::: Record set :::
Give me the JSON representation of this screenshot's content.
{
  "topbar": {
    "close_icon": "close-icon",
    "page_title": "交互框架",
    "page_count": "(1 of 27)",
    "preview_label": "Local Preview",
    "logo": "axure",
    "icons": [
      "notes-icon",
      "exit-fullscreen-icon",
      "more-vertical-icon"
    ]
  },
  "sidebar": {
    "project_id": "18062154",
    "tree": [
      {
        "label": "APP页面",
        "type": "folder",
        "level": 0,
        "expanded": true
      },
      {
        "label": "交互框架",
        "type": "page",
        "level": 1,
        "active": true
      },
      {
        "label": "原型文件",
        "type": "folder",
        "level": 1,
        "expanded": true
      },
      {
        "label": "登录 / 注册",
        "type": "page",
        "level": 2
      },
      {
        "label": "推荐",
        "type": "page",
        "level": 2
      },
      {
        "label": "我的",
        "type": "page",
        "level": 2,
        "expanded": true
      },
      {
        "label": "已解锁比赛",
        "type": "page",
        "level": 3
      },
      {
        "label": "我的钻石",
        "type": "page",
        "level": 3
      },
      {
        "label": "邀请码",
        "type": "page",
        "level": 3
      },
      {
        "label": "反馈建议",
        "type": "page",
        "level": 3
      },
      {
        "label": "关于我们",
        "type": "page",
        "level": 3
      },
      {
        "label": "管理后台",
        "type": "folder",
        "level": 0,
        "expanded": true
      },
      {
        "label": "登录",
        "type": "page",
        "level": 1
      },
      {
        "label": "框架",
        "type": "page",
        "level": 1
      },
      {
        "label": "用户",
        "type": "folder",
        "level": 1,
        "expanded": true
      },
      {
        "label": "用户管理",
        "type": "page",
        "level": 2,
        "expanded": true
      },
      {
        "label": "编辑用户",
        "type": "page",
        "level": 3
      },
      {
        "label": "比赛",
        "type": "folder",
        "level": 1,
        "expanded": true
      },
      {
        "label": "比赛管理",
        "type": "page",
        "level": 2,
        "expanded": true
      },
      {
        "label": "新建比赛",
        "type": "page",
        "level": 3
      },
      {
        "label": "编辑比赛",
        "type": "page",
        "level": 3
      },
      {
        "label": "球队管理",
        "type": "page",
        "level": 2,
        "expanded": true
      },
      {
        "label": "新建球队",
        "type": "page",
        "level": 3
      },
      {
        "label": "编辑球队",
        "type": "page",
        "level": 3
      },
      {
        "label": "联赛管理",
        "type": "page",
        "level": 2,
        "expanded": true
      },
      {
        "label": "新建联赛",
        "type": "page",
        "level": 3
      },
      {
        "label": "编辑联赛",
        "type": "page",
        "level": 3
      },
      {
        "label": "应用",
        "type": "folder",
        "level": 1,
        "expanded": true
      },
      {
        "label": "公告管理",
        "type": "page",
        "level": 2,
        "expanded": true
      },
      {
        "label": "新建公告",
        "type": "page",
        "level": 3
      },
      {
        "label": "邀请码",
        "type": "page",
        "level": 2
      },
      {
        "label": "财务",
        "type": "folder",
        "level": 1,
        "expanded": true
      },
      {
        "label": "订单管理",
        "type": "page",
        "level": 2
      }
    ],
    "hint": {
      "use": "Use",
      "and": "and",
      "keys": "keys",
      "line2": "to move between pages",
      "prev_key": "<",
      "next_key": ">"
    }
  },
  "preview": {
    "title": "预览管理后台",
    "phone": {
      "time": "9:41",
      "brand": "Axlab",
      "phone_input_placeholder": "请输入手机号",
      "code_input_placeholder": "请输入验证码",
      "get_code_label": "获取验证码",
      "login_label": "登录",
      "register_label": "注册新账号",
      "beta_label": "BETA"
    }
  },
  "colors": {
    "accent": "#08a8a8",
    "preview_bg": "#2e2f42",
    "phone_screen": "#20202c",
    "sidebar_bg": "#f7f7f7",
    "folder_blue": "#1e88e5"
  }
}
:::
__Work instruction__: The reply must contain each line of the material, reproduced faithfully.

__The answer__:
Give me the JSON representation of this screenshot's content.
{
  "topbar": {
    "close_icon": "close-icon",
    "page_title": "交互框架",
    "page_count": "(1 of 27)",
    "preview_label": "Local Preview",
    "logo": "axure",
    "icons": [
      "notes-icon",
      "exit-fullscreen-icon",
      "more-vertical-icon"
    ]
  },
  "sidebar": {
    "project_id": "18062154",
    "tree": [
      {
        "label": "APP页面",
        "type": "folder",
        "level": 0,
        "expanded": true
      },
      {
        "label": "交互框架",
        "type": "page",
        "level": 1,
        "active": true
      },
      {
        "label": "原型文件",
        "type": "folder",
        "level": 1,
        "expanded": true
      },
      {
        "label": "登录 / 注册",
        "type": "page",
        "level": 2
      },
      {
        "label": "推荐",
        "type": "page",
        "level": 2
      },
      {
        "label": "我的",
        "type": "page",
        "level": 2,
        "expanded": true
      },
      {
        "label": "已解锁比赛",
        "type": "page",
        "level": 3
      },
      {
        "label": "我的钻石",
        "type": "page",
        "level": 3
      },
      {
        "label": "邀请码",
        "type": "page",
        "level": 3
      },
      {
        "label": "反馈建议",
        "type": "page",
        "level": 3
      },
      {
        "label": "关于我们",
        "type": "page",
        "level": 3
      },
      {
        "label": "管理后台",
        "type": "folder",
        "level": 0,
        "expanded": true
      },
      {
        "label": "登录",
        "type": "page",
        "level": 1
      },
      {
        "label": "框架",
        "type": "page",
        "level": 1
      },
      {
        "label": "用户",
        "type": "folder",
        "level": 1,
        "expanded": true
      },
      {
        "label": "用户管理",
        "type": "page",
        "level": 2,
        "expanded": true
      },
      {
        "label": "编辑用户",
        "type": "page",
        "level": 3
      },
      {
        "label": "比赛",
        "type": "folder",
        "level": 1,
        "expanded": true
      },
      {
        "label": "比赛管理",
        "type": "page",
        "level": 2,
        "expanded": true
      },
      {
        "label": "新建比赛",
        "type": "page",
        "level": 3
      },
      {
        "label": "编辑比赛",
        "type": "page",
        "level": 3
      },
      {
        "label": "球队管理",
        "type": "page",
        "level": 2,
        "expanded": true
      },
      {
        "label": "新建球队",
        "type": "page",
        "level": 3
      },
      {
        "label": "编辑球队",
        "type": "page",
        "level": 3
      },
      {
        "label": "联赛管理",
        "type": "page",
        "level": 2,
        "expanded": true
      },
      {
        "label": "新建联赛",
        "type": "page",
        "level": 3
      },
      {
        "label": "编辑联赛",
        "type": "page",
        "level": 3
      },
      {
        "label": "应用",
        "type": "folder",
        "level": 1,
        "expanded": true
      },
      {
        "label": "公告管理",
        "type": "page",
        "level": 2,
        "expanded": true
      },
      {
        "label": "新建公告",
        "type": "page",
        "level": 3
      },
      {
        "label": "邀请码",
        "type": "page",
        "level": 2
      },
      {
        "label": "财务",
        "type": "folder",
        "level": 1,
        "expanded": true
      },
      {
        "label": "订单管理",
        "type": "page",
        "level": 2
      }
    ],
    "hint": {
      "use": "Use",
      "and": "and",
      "keys": "keys",
      "line2": "to move between pages",
      "prev_key": "<",
      "next_key": ">"
    }
  },
  "preview": {
    "title": "预览管理后台",
    "phone": {
      "time": "9:41",
      "brand": "Axlab",
      "phone_input_placeholder": "请输入手机号",
      "code_input_placeholder": "请输入验证码",
      "get_code_label": "获取验证码",
      "login_label": "登录",
      "register_label": "注册新账号",
      "beta_label": "BETA"
    }
  },
  "colors": {
    "accent": "#08a8a8",
    "preview_bg": "#2e2f42",
    "phone_screen": "#20202c",
    "sidebar_bg": "#f7f7f7",
    "folder_blue": "#1e88e5"
  }
}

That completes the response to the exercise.